System of A Down
"System of A Down"
1001 Recordings to Hear Before You Die
Music critics are limited. It's a fact. There are simply too many albums in existence for them to consider every one. The unfortunate side effect of this is that many acts are often tied to one album and the rest of their catalogue is ignored. Metallica is such an act. Critics point to "Master of Puppets" without hesitation, although the group released three comparably good albums during the same decade. Therefore I have to give kudos to "1001 Albums" for choosing System of A Down's debut album over its blockbuster follow-up "Toxicity." The latter is a superb metal album, but I agree that the former is the best display of the band's quirky tendencies.
Quirky is an understatement. Sure, there are the jumps between time signatures, but the group's bizarre vocals were its original calling card. Lead vocalist Serj Tankian has, at the core of the matter, an excellent high-baritone voice. Which he avoids using during this album. Instead, he employs death growls, high-pitched shrieks (as does guitarist Daron Malakian) and uncomfortable whispers to add to the trippy ambiance generated by the changing tones and bizarre lyrics. "Suite-Pee" kicks off album aggressively with a combination of disconcerting vocal styles, and the strategy continues in tracks like "Know," "Ddevil" and "Mind."

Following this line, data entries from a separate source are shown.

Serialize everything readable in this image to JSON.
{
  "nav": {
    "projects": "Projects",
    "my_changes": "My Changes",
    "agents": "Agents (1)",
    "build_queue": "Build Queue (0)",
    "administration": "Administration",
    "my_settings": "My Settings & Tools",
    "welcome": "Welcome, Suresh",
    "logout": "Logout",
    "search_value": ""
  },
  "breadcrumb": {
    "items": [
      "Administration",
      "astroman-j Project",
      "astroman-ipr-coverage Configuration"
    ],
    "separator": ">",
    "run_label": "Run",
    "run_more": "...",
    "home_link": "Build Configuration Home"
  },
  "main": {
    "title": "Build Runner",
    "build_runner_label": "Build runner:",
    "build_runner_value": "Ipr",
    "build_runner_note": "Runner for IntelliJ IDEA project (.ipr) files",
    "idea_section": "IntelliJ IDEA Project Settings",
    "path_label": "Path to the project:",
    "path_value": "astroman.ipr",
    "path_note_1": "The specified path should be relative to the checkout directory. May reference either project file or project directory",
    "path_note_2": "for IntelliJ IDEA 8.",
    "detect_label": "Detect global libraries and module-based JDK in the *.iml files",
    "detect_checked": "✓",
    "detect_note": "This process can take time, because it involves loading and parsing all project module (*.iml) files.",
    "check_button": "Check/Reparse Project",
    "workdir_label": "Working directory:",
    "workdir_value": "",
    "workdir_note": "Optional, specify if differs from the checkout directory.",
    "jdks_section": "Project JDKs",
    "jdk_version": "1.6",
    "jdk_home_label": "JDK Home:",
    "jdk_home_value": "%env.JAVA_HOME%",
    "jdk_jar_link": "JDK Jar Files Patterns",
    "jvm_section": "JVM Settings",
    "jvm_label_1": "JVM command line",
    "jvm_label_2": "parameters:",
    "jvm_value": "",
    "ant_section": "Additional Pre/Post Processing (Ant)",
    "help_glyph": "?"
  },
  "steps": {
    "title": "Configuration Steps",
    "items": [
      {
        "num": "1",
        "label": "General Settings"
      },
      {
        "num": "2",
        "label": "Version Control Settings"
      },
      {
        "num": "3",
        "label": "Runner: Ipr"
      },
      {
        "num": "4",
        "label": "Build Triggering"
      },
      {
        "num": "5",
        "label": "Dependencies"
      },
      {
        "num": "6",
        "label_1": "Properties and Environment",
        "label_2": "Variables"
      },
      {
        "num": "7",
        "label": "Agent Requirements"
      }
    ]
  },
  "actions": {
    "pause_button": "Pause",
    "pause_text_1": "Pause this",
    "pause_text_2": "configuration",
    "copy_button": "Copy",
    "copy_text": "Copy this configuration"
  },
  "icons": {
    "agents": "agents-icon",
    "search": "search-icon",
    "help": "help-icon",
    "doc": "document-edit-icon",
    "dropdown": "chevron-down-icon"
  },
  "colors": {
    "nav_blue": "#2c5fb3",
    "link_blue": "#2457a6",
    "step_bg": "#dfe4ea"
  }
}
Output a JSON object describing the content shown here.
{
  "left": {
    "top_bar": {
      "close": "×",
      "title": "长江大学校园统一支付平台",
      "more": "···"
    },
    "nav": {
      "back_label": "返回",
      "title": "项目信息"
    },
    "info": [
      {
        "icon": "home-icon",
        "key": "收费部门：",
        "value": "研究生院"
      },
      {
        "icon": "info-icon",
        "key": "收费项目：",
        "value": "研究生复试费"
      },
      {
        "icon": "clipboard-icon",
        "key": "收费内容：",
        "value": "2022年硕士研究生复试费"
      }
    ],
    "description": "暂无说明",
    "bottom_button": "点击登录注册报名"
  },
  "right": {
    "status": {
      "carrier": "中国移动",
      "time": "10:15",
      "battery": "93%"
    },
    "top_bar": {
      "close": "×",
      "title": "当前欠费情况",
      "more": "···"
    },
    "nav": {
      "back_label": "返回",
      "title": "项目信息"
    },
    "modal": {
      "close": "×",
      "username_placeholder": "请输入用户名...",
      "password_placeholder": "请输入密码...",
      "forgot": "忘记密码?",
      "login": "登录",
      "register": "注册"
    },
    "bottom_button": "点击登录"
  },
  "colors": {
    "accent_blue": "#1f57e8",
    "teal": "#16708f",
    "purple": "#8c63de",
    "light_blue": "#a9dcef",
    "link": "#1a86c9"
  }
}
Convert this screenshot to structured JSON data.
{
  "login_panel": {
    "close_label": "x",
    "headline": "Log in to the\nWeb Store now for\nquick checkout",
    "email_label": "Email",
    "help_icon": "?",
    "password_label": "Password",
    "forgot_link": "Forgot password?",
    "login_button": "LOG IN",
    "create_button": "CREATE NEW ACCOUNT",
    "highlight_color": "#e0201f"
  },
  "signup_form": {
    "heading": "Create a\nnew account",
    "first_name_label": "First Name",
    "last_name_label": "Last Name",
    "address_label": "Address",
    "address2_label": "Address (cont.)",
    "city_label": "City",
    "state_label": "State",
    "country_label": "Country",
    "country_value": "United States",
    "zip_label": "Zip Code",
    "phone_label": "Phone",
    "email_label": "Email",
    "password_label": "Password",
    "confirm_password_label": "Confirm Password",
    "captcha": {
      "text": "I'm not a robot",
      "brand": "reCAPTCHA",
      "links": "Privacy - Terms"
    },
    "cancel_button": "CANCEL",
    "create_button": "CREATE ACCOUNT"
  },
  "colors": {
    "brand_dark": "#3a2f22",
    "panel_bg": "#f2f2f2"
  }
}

Tankian and Malakian are both talented guitarists (both emphasizing "rhythm" over "lead" style) but their knack for weaving melodies would emerge on "Toxicity." Malakian does equip Tankian's lyrics with a variety of music styles here however. From the thrashing riff on "War?" to the haunting, more mainstream riff on "Spiders" (the one song that hints at the band's future pop-friendliness). The best combination of the band's best attributes is the single "Sugar," which combines a bizarre narrative with riffs that alternate between bop and heavy metal.
The band has always been less than subtle about its political causes. In recent years, it has opted more and more for bluntness, often featuring spoken word bridges outlying societal issues. It is much more understated here. Based on the liner notes, "Mind" is about CIA mind control programs and "Spiders" is about 1984 surveillance but you wouldn't know it from one listen. The band is a tad more forward on "P.L.U.C.K" (Politically Lying Unholy, Cowardly Killers), which comments on the group's favorite cause, the Armenian Genocide of 1915 (the band are all of Armenian decscent).
As I mentioned several times, this album tends toward weird. The radio-friendly singles that poured forth from "Toxicity" aren't there, and as a result, this album is tough for fans of "Toxicity" to embrace. I'd recommend that newer metal fans to check out the band's acclaimed second album, but for those who have already enjoyed that album, don't ignore its splendid predecessor.
INTERESTING FACT: The genocide committed against the Armenians by Turkey is still a hot political issue. Turkey denies the classification of "genocide," even though the word genocide was conceived by experts specifically to describe these events. The United States has avoided officially recognizing it as genocide in order to maintain good relations with Turkey, which holds U.S. military bases. So, they made it a state issue, because apparently the recognition of genocide is a state issue. Every state aside from Alabama, Indiana, Iowa, Mississippi, South Dakota, West Virginia and Wyoming have officially recognized the events as genocide.